We all wish these tomatoes could sit fresh on our counter all winter long but that’s not going to happen – though the fruit flies implore you to try!
Growing, harvesting, and preserving your garden is more work than going to the grocery store in the winter, but well worth it. You will know exactly what went into each jar of your food and how it was grown. Who doesn’t get the warm fuzzies from watching a garden grow then creating delicious pesticide-free food for their friends and family?
You will need to either freeze or can your harvest. Canning is a term that means preserve. Most people use glass jars and not cans even though it’s called canning.
You need LOTS of tomatoes to make even a small amount of sauce. Most tomatoes are almost half water so they will simmer down to shockingly less sauce than one would expect. Make sure you have many tomatoes to make it all worth your time! Some varieties of tomato are more commonly used for sauce because they are more fleshy and less watery. Roma, Amish Paste, and San Marzano are famous for being good sauce tomatoes. You can make sauce with any tomato you have though so don’t worry.
3 ways to store your tomato harvest
The options below all include the tomato skins as the skin holds a lot of nutrients. You can remove the skins if you prefer.
1. Freeze them whole
Wash and core the tomatoes. Space them out on a cookie sheet and put it in the freezer. Once they are completely frozen, put them in a freezer bag to keep in the freezer until you need a tomato in the winter.

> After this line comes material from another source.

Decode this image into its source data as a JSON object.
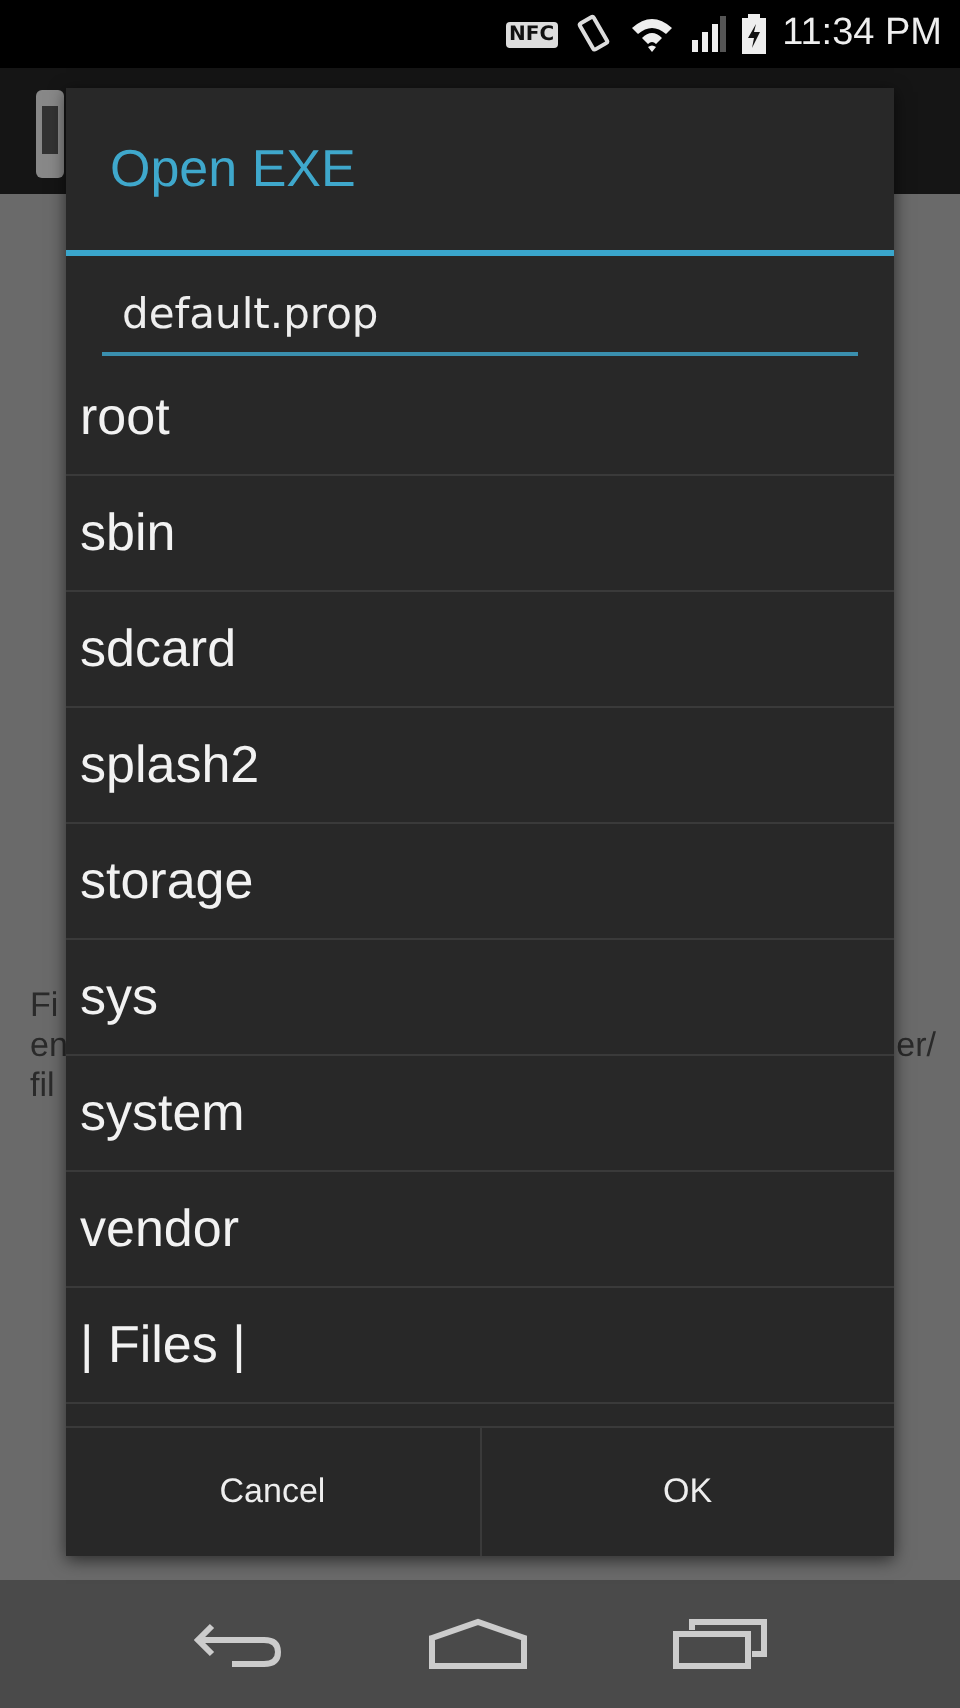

The texture of these tomatoes will be mushy once they defrost so use them for cooking only.
This works well for people who aren’t getting many ripe tomatoes at once as you can keep tossing them in the freezer until you have enough to make a big batch of sauce.
2. Freeze them as a tomato sauce
If you keep the tomato sauce plain then it keeps your recipe options open for later.
Wash and core the tomatoes, cut them into sections and use a spoon to remove as many of the seeds as you can. (set the seedy goop aside to store your own seeds for next year)
Once the seeds are removed you can toss the segments into the blender and puree the fruit to your desired consistency.
If you like chunky sauce, separate and puree half and make the other half chunky. Add the two together in the pot. If you prefer chunky sauce you may want to remove the skins from the chunky half of the recipe as there will be noticeable pieces of skin in your sauce.
The sauce will be watery. Simmer it until the water has evaporated to your desired consistency.
Leave it in the pot to cool then pour the cooled sauce into freezer bags and put it in the freezer.
You can season it and add any meat or vegetables when you defrost it later.
3. Can the whole tomato or tomato sauce
If you want to make the sauce and keep it in jars in your pantry you should use a pressure canner. Bacteria can grow inside the jars if not processed at the correct heat for a specific amount of time. Use trusted recipes from the experts as the ratios of fruit to acid must be correct for safe canning.
How to remove tomato skins
- Wash the tomatoes and submerge them in boiling water for a couple of minutes or until you notice the skin has cracked.
- Immediately move the boiled tomato into a bowl of ice water. Let them sit a minute. The ice water will cool them to make them easier to handle. Also, the ice-cold water immediately stops the cooking process.
- Use all of your fingers to make a gentle pinching motion on the tomato to pull the skins off. They should slide off easily.
- Once they are skinned, you can core them.